Write out every record below exactly, leaving the pictures out.

- Exercise data
+---+

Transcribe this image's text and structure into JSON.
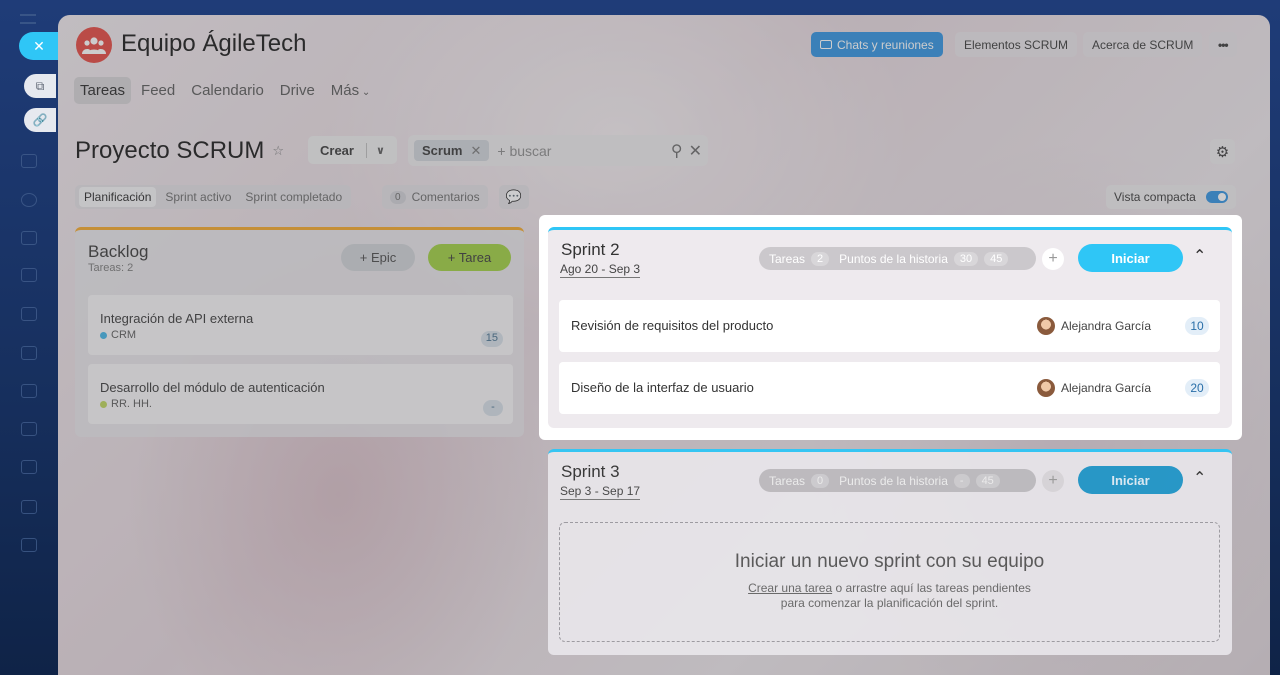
{
  "team": {
    "title": "Equipo ÁgileTech"
  },
  "header_buttons": {
    "chats": "Chats y reuniones",
    "elements": "Elementos SCRUM",
    "about": "Acerca de SCRUM",
    "more": "•••"
  },
  "tabs": [
    "Tareas",
    "Feed",
    "Calendario",
    "Drive",
    "Más"
  ],
  "project": {
    "title": "Proyecto SCRUM"
  },
  "toolbar": {
    "create": "Crear",
    "filter_chip": "Scrum",
    "search_placeholder": "+ buscar"
  },
  "subtabs": [
    "Planificación",
    "Sprint activo",
    "Sprint completado"
  ],
  "comments": {
    "count": "0",
    "label": "Comentarios"
  },
  "compact_view": {
    "label": "Vista compacta",
    "enabled": true
  },
  "backlog": {
    "title": "Backlog",
    "subtitle": "Tareas: 2",
    "epic_btn": "+ Epic",
    "task_btn": "+ Tarea",
    "items": [
      {
        "name": "Integración de API externa",
        "epic": "CRM",
        "epic_color": "#3bb3e6",
        "points": "15"
      },
      {
        "name": "Desarrollo del módulo de autenticación",
        "epic": "RR. HH.",
        "epic_color": "#bbd554",
        "points": "-"
      }
    ]
  },
  "sprints": [
    {
      "title": "Sprint 2",
      "dates": "Ago 20 - Sep 3",
      "tasks_label": "Tareas",
      "tasks_count": "2",
      "points_label": "Puntos de la historia",
      "points_done": "30",
      "points_total": "45",
      "start_btn": "Iniciar",
      "items": [
        {
          "name": "Revisión de requisitos del producto",
          "assignee": "Alejandra García",
          "points": "10"
        },
        {
          "name": "Diseño de la interfaz de usuario",
          "assignee": "Alejandra García",
          "points": "20"
        }
      ]
    },
    {
      "title": "Sprint 3",
      "dates": "Sep 3 - Sep 17",
      "tasks_label": "Tareas",
      "tasks_count": "0",
      "points_label": "Puntos de la historia",
      "points_done": "-",
      "points_total": "45",
      "start_btn": "Iniciar",
      "empty": {
        "heading": "Iniciar un nuevo sprint con su equipo",
        "link": "Crear una tarea",
        "text1": " o arrastre aquí las tareas pendientes",
        "text2": "para comenzar la planificación del sprint."
      }
    }
  ]
}
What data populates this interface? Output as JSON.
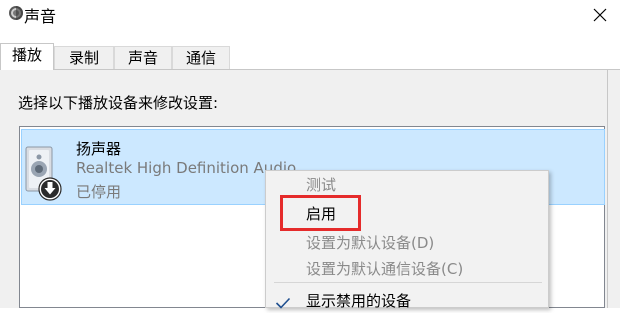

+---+

- Response box
Transcribe this image's text and structure into JSON.
{
  "team": {
    "title": "Equipo ÁgileTech"
  },
  "header_buttons": {
    "chats": "Chats y reuniones",
    "elements": "Elementos SCRUM",
    "about": "Acerca de SCRUM",
    "more": "•••"
  },
  "tabs": [
    "Tareas",
    "Feed",
    "Calendario",
    "Drive",
    "Más"
  ],
  "project": {
    "title": "Proyecto SCRUM"
  },
  "toolbar": {
    "create": "Crear",
    "filter_chip": "Scrum",
    "search_placeholder": "+ buscar"
  },
  "subtabs": [
    "Planificación",
    "Sprint activo",
    "Sprint completado"
  ],
  "comments": {
    "count": "0",
    "label": "Comentarios"
  },
  "compact_view": {
    "label": "Vista compacta",
    "enabled": true
  },
  "backlog": {
    "title": "Backlog",
    "subtitle": "Tareas: 2",
    "epic_btn": "+ Epic",
    "task_btn": "+ Tarea",
    "items": [
      {
        "name": "Integración de API externa",
        "epic": "CRM",
        "epic_color": "#3bb3e6",
        "points": "15"
      },
      {
        "name": "Desarrollo del módulo de autenticación",
        "epic": "RR. HH.",
        "epic_color": "#bbd554",
        "points": "-"
      }
    ]
  },
  "sprints": [
    {
      "title": "Sprint 2",
      "dates": "Ago 20 - Sep 3",
      "tasks_label": "Tareas",
      "tasks_count": "2",
      "points_label": "Puntos de la historia",
      "points_done": "30",
      "points_total": "45",
      "start_btn": "Iniciar",
      "items": [
        {
          "name": "Revisión de requisitos del producto",
          "assignee": "Alejandra García",
          "points": "10"
        },
        {
          "name": "Diseño de la interfaz de usuario",
          "assignee": "Alejandra García",
          "points": "20"
        }
      ]
    },
    {
      "title": "Sprint 3",
      "dates": "Sep 3 - Sep 17",
      "tasks_label": "Tareas",
      "tasks_count": "0",
      "points_label": "Puntos de la historia",
      "points_done": "-",
      "points_total": "45",
      "start_btn": "Iniciar",
      "empty": {
        "heading": "Iniciar un nuevo sprint con su equipo",
        "link": "Crear una tarea",
        "text1": " o arrastre aquí las tareas pendientes",
        "text2": "para comenzar la planificación del sprint."
      }
    }
  ]
}
What data populates this interface? Output as JSON.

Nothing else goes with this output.